A bespoke cyber-infrastructure was developed for EVO. This followed a hybrid model of both owned and leased hardware resources. This cloud-based architecture offers a number of advantages that translate to low operational costs at the infrastructure level and very high flexibility at the application level.
Such flexibility is key in order to support a collection of highly customised web-based tools designed to enable users from different backgrounds to access data related to different environmental issues. This allows subject specialists to compose workflows without any programming prerequisites, and also supports access for non-specialist users through a feature-rich web portal.
The importance of the cyber-infrastructure is that it enables a new kind of science: i) a more integrative science that encourages the bringing together of environmental assets, such as consuming datasets from different sources and at various scales, and combining models to create more sophisticated and collaborative software services; and ii) a more open science where such assets can be accessed and added to by all stakeholders including the general public.
This work built an infrastructure that demonstrates the potential of a virtual observatory in the field of environmental sciences.

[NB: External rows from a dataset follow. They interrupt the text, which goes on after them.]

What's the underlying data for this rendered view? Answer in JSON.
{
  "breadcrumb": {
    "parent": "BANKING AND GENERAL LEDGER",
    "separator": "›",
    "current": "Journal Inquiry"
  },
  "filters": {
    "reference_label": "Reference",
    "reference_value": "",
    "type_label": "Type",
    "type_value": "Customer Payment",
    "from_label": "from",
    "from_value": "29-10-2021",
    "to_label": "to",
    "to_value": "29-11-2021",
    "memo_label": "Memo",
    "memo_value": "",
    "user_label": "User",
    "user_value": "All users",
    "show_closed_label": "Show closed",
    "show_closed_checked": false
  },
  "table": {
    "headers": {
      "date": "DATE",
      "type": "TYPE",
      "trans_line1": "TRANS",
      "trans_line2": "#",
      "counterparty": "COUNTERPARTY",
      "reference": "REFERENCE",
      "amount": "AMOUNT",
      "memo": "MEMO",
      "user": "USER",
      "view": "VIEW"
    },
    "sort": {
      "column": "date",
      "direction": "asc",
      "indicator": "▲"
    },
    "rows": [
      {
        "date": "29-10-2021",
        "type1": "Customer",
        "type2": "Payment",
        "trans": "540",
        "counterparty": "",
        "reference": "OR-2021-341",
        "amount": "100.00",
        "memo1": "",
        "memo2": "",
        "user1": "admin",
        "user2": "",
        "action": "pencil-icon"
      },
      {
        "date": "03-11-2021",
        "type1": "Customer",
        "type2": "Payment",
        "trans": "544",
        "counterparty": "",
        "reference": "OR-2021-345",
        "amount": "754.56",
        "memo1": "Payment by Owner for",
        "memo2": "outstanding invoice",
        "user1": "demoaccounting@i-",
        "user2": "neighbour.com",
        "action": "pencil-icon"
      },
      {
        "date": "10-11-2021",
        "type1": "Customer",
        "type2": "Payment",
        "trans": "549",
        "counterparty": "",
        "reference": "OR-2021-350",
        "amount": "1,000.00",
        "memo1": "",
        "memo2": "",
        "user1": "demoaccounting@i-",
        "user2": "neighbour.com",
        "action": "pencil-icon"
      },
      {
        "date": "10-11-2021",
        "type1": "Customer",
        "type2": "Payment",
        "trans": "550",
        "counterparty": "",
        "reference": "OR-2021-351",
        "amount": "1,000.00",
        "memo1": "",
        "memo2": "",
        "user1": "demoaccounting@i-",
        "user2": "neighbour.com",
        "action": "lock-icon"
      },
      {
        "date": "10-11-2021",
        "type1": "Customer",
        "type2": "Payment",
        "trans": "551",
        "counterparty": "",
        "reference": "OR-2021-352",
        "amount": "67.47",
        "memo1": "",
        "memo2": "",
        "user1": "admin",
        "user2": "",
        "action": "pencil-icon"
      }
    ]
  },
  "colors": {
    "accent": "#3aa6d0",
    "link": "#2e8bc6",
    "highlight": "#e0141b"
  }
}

Besides the infrastructure, the portal also provided a virtual space that showcased – through the use of well-defined storyboards – how facilitating different scientific techniques and datasets might provide tools that are useful for decision and policy makers, as well as for local communities and members of the general public who are interested in environmental issues. More importantly, the lessons learned in assembling the infrastructure and developing the end-user tools are of benefit to other communities looking to assemble similar virtual spaces.
Future work will combine cloud computing with an emerging “Internet of Things” technology to provide a comprehensive cyber-infrastructure enhanced with access to a variety of real-time data sources. The work is also feeding into a £13m NERC Environmental Big Data Initiative to provide a cloud infrastructure for UK Environmental Science.